REQUIREMENT:
The output must match the entries below exactly.

#### INPUT RECORDS

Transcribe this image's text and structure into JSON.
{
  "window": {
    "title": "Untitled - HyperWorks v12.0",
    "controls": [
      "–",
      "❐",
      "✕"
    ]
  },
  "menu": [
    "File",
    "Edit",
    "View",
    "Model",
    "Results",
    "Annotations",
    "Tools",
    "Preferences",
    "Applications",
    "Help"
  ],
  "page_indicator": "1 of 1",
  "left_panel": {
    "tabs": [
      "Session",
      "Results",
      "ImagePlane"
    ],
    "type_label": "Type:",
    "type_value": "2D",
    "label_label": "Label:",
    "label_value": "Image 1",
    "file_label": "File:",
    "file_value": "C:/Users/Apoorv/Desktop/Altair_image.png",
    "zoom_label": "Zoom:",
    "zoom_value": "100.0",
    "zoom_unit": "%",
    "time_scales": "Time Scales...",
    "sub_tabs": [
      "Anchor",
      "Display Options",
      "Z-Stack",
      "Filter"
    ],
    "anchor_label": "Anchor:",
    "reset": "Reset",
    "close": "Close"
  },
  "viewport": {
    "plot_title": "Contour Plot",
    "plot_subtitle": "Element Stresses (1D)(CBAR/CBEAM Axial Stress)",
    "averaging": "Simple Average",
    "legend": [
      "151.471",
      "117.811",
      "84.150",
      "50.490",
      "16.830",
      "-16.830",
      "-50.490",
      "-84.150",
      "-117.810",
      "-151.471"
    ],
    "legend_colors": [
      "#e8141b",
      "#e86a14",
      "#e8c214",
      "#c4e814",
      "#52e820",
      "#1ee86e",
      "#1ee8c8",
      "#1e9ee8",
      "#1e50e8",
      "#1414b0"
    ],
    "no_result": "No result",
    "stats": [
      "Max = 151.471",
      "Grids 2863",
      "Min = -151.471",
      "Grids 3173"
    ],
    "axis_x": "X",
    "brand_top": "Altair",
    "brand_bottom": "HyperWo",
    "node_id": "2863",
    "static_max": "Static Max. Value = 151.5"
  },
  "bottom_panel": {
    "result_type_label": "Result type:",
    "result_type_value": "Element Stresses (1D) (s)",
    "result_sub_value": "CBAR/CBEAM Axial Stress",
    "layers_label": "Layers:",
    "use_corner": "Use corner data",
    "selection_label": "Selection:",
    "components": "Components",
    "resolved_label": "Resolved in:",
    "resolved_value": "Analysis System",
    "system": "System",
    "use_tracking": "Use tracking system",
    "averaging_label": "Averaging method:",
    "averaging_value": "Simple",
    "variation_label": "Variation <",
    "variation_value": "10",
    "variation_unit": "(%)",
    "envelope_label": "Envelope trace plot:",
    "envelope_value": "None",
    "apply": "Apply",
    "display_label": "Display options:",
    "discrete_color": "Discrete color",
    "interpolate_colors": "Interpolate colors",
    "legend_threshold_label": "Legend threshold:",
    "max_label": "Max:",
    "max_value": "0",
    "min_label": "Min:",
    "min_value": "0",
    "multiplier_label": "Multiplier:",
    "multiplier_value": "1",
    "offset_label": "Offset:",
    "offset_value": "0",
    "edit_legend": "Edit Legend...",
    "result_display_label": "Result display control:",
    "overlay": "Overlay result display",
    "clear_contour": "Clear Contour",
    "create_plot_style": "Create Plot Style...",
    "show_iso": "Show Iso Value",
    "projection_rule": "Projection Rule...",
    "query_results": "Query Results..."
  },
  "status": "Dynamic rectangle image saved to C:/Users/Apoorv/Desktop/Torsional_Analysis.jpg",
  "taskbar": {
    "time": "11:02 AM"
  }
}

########

RESPONSE AREA:
Transcribe this image's text and structure into JSON.
{
  "window": {
    "title": "Untitled - HyperWorks v12.0",
    "controls": [
      "–",
      "❐",
      "✕"
    ]
  },
  "menu": [
    "File",
    "Edit",
    "View",
    "Model",
    "Results",
    "Annotations",
    "Tools",
    "Preferences",
    "Applications",
    "Help"
  ],
  "page_indicator": "1 of 1",
  "left_panel": {
    "tabs": [
      "Session",
      "Results",
      "ImagePlane"
    ],
    "type_label": "Type:",
    "type_value": "2D",
    "label_label": "Label:",
    "label_value": "Image 1",
    "file_label": "File:",
    "file_value": "C:/Users/Apoorv/Desktop/Altair_image.png",
    "zoom_label": "Zoom:",
    "zoom_value": "100.0",
    "zoom_unit": "%",
    "time_scales": "Time Scales...",
    "sub_tabs": [
      "Anchor",
      "Display Options",
      "Z-Stack",
      "Filter"
    ],
    "anchor_label": "Anchor:",
    "reset": "Reset",
    "close": "Close"
  },
  "viewport": {
    "plot_title": "Contour Plot",
    "plot_subtitle": "Element Stresses (1D)(CBAR/CBEAM Axial Stress)",
    "averaging": "Simple Average",
    "legend": [
      "151.471",
      "117.811",
      "84.150",
      "50.490",
      "16.830",
      "-16.830",
      "-50.490",
      "-84.150",
      "-117.810",
      "-151.471"
    ],
    "legend_colors": [
      "#e8141b",
      "#e86a14",
      "#e8c214",
      "#c4e814",
      "#52e820",
      "#1ee86e",
      "#1ee8c8",
      "#1e9ee8",
      "#1e50e8",
      "#1414b0"
    ],
    "no_result": "No result",
    "stats": [
      "Max = 151.471",
      "Grids 2863",
      "Min = -151.471",
      "Grids 3173"
    ],
    "axis_x": "X",
    "brand_top": "Altair",
    "brand_bottom": "HyperWo",
    "node_id": "2863",
    "static_max": "Static Max. Value = 151.5"
  },
  "bottom_panel": {
    "result_type_label": "Result type:",
    "result_type_value": "Element Stresses (1D) (s)",
    "result_sub_value": "CBAR/CBEAM Axial Stress",
    "layers_label": "Layers:",
    "use_corner": "Use corner data",
    "selection_label": "Selection:",
    "components": "Components",
    "resolved_label": "Resolved in:",
    "resolved_value": "Analysis System",
    "system": "System",
    "use_tracking": "Use tracking system",
    "averaging_label": "Averaging method:",
    "averaging_value": "Simple",
    "variation_label": "Variation <",
    "variation_value": "10",
    "variation_unit": "(%)",
    "envelope_label": "Envelope trace plot:",
    "envelope_value": "None",
    "apply": "Apply",
    "display_label": "Display options:",
    "discrete_color": "Discrete color",
    "interpolate_colors": "Interpolate colors",
    "legend_threshold_label": "Legend threshold:",
    "max_label": "Max:",
    "max_value": "0",
    "min_label": "Min:",
    "min_value": "0",
    "multiplier_label": "Multiplier:",
    "multiplier_value": "1",
    "offset_label": "Offset:",
    "offset_value": "0",
    "edit_legend": "Edit Legend...",
    "result_display_label": "Result display control:",
    "overlay": "Overlay result display",
    "clear_contour": "Clear Contour",
    "create_plot_style": "Create Plot Style...",
    "show_iso": "Show Iso Value",
    "projection_rule": "Projection Rule...",
    "query_results": "Query Results..."
  },
  "status": "Dynamic rectangle image saved to C:/Users/Apoorv/Desktop/Torsional_Analysis.jpg",
  "taskbar": {
    "time": "11:02 AM"
  }
}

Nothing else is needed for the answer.